**INSTRUCTIONS FOR THE TASK**
For the material that follows, list every line containing the word "true".

Segment Start: DATA TO USE

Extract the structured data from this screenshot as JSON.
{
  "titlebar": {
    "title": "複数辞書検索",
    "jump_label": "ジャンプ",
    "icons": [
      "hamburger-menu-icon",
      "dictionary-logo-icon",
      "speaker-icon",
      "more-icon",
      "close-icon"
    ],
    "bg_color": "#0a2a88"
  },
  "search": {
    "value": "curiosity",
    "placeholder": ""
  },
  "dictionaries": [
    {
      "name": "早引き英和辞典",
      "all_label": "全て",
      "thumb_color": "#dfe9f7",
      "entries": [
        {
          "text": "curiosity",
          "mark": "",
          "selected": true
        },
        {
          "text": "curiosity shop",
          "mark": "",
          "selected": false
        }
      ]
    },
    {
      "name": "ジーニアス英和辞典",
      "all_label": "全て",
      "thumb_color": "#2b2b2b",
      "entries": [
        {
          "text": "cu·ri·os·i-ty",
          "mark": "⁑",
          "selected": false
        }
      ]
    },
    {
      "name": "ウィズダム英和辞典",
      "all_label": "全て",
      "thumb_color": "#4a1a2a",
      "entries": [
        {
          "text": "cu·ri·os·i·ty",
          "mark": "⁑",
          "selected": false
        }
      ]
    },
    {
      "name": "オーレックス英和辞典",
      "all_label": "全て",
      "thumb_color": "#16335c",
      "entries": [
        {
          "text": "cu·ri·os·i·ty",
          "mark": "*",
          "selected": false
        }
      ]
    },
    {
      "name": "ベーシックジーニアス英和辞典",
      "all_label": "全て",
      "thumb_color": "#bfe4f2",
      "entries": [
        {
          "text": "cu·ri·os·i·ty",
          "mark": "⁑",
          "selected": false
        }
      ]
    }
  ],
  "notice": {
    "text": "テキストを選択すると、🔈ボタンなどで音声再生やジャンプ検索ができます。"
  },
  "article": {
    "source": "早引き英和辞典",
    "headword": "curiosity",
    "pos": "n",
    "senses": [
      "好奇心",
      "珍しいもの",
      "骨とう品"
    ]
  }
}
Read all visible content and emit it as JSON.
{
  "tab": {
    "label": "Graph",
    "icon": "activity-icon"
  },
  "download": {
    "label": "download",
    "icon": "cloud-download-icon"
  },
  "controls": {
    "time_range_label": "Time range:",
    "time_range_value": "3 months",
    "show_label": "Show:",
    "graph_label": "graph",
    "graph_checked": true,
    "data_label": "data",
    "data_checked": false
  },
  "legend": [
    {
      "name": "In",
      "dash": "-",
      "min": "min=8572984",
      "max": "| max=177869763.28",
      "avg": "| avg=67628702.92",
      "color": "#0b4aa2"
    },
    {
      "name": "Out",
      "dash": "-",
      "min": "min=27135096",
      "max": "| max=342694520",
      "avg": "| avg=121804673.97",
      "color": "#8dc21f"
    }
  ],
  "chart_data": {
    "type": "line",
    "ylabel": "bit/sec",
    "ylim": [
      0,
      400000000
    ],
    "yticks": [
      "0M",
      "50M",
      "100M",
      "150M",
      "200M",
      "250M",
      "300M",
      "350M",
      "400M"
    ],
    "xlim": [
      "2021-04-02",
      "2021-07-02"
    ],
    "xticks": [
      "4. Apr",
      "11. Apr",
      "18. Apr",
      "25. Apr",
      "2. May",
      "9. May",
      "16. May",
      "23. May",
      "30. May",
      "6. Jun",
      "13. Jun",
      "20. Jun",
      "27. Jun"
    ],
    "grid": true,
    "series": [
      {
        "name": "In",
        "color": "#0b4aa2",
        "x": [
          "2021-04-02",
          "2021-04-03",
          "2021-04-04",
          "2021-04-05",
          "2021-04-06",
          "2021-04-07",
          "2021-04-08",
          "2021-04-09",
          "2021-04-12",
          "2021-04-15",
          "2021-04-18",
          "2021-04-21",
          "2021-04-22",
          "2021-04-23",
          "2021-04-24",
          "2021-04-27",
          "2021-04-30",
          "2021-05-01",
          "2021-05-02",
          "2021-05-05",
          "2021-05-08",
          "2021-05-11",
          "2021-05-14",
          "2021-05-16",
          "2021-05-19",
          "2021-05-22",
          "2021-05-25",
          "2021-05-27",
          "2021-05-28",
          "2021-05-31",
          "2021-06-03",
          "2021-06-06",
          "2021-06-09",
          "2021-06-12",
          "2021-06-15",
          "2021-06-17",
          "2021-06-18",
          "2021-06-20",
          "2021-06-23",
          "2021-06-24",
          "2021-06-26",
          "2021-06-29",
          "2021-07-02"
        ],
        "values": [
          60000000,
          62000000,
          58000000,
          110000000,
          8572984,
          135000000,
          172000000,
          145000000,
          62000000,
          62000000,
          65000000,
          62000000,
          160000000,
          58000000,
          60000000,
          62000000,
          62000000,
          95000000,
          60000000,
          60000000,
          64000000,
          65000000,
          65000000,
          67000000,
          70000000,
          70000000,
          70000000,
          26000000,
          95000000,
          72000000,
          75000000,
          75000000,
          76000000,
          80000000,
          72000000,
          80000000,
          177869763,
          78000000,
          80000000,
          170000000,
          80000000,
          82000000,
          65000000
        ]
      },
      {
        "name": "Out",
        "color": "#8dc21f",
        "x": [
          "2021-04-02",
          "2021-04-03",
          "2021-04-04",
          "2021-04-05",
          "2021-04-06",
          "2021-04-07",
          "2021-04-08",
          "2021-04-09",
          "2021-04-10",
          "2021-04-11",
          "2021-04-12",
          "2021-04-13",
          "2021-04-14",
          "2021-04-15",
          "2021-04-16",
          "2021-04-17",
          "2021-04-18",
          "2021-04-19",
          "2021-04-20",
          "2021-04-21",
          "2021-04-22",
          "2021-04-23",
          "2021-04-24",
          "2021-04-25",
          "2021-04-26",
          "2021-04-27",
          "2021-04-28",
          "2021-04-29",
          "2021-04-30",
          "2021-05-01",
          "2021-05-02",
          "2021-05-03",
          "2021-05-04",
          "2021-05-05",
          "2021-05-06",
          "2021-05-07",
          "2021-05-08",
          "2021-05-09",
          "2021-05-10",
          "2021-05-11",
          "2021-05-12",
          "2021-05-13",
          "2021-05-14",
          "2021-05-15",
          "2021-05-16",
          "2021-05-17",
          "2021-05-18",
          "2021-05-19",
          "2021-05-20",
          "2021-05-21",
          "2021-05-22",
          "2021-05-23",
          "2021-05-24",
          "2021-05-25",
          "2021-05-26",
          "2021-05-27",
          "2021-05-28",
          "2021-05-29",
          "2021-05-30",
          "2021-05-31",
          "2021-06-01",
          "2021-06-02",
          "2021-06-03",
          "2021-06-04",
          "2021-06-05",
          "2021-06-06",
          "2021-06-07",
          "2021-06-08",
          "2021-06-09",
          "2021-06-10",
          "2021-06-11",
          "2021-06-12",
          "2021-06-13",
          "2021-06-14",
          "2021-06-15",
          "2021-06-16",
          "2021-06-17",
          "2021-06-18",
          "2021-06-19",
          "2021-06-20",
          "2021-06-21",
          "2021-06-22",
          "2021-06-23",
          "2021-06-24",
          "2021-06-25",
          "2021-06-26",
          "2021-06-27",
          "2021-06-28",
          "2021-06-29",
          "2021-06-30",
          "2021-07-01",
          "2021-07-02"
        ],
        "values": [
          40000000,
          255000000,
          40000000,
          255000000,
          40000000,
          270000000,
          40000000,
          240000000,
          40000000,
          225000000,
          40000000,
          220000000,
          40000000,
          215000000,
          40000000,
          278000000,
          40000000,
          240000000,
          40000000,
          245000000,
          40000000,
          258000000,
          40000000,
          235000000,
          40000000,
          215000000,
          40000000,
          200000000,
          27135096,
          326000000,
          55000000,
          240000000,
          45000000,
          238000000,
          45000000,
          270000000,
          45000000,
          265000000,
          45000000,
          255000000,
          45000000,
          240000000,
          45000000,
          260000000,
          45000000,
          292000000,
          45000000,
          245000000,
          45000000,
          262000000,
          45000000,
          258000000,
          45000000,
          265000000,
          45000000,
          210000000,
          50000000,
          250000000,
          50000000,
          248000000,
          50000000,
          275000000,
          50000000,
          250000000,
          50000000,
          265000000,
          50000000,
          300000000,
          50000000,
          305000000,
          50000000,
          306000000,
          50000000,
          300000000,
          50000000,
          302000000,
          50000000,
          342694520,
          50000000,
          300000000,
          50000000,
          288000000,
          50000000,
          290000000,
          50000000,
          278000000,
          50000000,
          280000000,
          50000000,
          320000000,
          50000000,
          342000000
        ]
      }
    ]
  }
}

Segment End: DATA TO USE

**SOLVED PROBLEM**
          "selected": true
    "graph_checked": true,
    "grid": true,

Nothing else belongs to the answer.